→ EXTRACTED ENTRIES
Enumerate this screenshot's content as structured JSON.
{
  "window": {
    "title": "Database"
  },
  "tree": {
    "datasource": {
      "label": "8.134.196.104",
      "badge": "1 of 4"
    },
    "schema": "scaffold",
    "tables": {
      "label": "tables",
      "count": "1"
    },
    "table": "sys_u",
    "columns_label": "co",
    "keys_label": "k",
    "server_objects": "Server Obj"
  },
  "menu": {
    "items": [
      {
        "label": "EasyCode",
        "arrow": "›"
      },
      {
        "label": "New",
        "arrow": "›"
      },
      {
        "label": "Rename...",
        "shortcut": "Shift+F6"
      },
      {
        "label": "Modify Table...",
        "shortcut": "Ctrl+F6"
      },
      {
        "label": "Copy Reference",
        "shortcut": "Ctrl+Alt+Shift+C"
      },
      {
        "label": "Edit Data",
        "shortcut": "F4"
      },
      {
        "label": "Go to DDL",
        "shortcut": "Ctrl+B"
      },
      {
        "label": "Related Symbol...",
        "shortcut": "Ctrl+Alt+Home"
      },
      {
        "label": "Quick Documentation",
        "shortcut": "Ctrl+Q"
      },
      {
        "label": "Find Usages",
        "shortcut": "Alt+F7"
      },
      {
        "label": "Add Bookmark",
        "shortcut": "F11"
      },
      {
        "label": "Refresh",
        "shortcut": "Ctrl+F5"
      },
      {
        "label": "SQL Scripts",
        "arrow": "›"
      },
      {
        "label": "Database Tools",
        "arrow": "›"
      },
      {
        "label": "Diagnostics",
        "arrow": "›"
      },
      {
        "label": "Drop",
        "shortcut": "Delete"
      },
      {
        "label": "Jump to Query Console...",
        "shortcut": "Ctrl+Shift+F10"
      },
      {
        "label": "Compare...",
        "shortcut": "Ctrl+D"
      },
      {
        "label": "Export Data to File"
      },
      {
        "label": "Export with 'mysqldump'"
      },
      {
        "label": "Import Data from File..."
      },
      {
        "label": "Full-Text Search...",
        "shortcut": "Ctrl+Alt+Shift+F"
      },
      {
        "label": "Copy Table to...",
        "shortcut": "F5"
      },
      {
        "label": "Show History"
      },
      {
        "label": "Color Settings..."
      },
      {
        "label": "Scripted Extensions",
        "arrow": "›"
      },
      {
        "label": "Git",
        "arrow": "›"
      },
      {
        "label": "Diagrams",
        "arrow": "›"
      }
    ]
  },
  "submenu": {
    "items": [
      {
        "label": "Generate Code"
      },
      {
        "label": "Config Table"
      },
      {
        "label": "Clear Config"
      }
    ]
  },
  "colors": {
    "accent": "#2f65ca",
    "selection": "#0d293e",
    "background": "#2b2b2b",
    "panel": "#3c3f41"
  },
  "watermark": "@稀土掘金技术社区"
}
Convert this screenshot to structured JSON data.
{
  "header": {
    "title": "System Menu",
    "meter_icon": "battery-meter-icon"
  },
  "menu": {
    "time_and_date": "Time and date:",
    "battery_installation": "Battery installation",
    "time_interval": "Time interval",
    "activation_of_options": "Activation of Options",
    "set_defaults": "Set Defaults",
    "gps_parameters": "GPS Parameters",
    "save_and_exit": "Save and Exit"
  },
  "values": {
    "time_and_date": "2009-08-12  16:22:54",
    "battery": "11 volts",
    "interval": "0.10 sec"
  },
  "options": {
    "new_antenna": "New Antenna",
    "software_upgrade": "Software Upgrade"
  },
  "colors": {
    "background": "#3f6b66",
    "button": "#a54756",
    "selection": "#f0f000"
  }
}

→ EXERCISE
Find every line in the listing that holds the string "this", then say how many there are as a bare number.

→ EXERCISE RESULT
2